PARIS (AP) – French President Emmanuel Macron was inaugurated for a second term on Saturday, vowing to take action to avoid any further escalation of Russia’s war in Ukraine and promising he would promote France and Europe on the world stage.

Macron was reelected for five years after winning the April 24 presidential run-off against far-right rival Marine Le Pen.

“The time ahead will be that of resolute action for France and for Europe,” Macron said, promising to “take action relentlessly with a goal, which is to be a more independent nation, to live better and to build our own French and European responses to the century’s challenges”.

Macron also promised to find a “fair method” to govern the country and ease its social tensions by making the government and Parliament work together with unions, associations and other people from France’s political, economic, social and cultural worlds.

“I will have only one compass – serving,” Macron said. “Serving our country… serving our fellow citizens… serving our children and our youth… to whom I pledge to hand down a more liveable planet and a more living and stronger France.”

France’s Military Chief of Staff to the presidency Benoit Puga and French President Emmanuel Macron attend the ceremony of his inauguration for a second term at the Elysee palace in Paris, France. PHOTO: AP

For a president at ease speaking for hours on end, Macron’s speech was surprisingly short – and handwritten.

But afterwards, he took time to shake hands, exchange cheek kisses and chat individually with scores of guests.

While Macron presided over strict lockdowns and coronavirus vaccine mandates as the pandemic swept through France, most COVID-19 restrictions have now been lifted and there was no sign of masks or social distancing at the inauguration.

About 500 guests were invited to the ceremony.
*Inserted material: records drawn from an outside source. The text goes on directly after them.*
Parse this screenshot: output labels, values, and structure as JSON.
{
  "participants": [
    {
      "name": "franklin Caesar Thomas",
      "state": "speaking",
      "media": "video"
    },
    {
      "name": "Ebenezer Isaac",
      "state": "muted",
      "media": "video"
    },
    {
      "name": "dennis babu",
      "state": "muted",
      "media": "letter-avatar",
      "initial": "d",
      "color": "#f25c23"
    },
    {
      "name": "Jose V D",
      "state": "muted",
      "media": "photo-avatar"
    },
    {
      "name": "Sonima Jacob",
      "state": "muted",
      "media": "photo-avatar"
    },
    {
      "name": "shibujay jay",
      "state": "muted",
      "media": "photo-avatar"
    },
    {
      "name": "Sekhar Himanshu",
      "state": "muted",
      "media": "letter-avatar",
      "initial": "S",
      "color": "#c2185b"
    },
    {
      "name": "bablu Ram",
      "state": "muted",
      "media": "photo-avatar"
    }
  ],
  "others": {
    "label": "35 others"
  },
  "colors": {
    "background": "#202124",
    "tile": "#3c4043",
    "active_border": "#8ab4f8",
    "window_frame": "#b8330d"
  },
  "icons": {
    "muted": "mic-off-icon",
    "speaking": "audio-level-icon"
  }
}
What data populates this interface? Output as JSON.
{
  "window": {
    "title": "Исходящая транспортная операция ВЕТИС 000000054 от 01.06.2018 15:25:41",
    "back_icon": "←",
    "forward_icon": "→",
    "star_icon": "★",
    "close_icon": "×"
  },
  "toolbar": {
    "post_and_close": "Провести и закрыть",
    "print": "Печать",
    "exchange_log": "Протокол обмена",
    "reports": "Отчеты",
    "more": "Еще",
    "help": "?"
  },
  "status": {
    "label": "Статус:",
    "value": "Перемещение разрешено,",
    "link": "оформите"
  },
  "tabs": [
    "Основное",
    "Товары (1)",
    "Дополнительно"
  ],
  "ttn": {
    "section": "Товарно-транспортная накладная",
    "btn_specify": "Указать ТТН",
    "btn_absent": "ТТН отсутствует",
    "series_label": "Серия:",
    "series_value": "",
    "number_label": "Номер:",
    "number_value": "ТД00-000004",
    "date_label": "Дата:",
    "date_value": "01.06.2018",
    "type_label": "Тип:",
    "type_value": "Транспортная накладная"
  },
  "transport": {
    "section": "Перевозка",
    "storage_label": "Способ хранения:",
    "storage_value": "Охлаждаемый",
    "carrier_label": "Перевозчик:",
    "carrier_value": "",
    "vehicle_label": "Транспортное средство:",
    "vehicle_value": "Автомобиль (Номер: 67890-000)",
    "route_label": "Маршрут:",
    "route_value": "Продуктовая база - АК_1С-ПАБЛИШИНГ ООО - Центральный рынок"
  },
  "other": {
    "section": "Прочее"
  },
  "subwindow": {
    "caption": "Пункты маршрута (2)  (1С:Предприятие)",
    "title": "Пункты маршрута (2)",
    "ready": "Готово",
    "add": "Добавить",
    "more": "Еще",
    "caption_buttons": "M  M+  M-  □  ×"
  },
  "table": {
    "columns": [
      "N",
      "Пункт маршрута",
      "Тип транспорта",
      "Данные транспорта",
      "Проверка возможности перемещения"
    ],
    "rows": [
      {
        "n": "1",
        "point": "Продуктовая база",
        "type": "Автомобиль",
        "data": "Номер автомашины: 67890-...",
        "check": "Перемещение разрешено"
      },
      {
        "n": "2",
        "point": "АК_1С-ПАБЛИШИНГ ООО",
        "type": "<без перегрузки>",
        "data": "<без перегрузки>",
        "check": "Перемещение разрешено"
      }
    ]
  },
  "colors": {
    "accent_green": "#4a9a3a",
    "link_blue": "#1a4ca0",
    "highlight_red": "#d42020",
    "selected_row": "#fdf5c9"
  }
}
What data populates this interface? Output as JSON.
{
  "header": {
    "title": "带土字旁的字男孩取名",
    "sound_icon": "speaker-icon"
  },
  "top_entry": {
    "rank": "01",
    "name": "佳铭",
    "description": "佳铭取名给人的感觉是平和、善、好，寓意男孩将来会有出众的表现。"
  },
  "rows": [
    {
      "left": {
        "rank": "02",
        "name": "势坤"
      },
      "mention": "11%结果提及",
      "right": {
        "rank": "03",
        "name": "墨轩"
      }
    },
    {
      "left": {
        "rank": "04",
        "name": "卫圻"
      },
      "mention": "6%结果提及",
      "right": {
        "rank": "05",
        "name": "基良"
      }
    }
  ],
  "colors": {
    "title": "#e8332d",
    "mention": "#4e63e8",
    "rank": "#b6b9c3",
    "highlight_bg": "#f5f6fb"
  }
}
They came primarily from the world of politics, though also included actors, healthcare workers, military officers and former Presidents Francois Hollande and Nicolas Sarkozy.

After his speech, Macron went to the gardens of the Elysee palace and listened to 21 cannon shots being fired from the Invalides plaza to mark the event, in line with tradition.

The symbol could be seen as a show of force at times when France is deeply involved in efforts to stop Russia’s war against Ukraine, including sending truck-mounted cannons and other heavy weapons.

Macron’s second term formally starts on May 14.

Macron is expected to soon appoint a new government, ahead of France’s key parliamentary election in June, which will decide who controls a majority of the 577 seats at the National Assembly.

Macron hopes his party and centrist allies will be able to win big in the wake of the presidential election. They currently hold over 300 seats at the Assembly.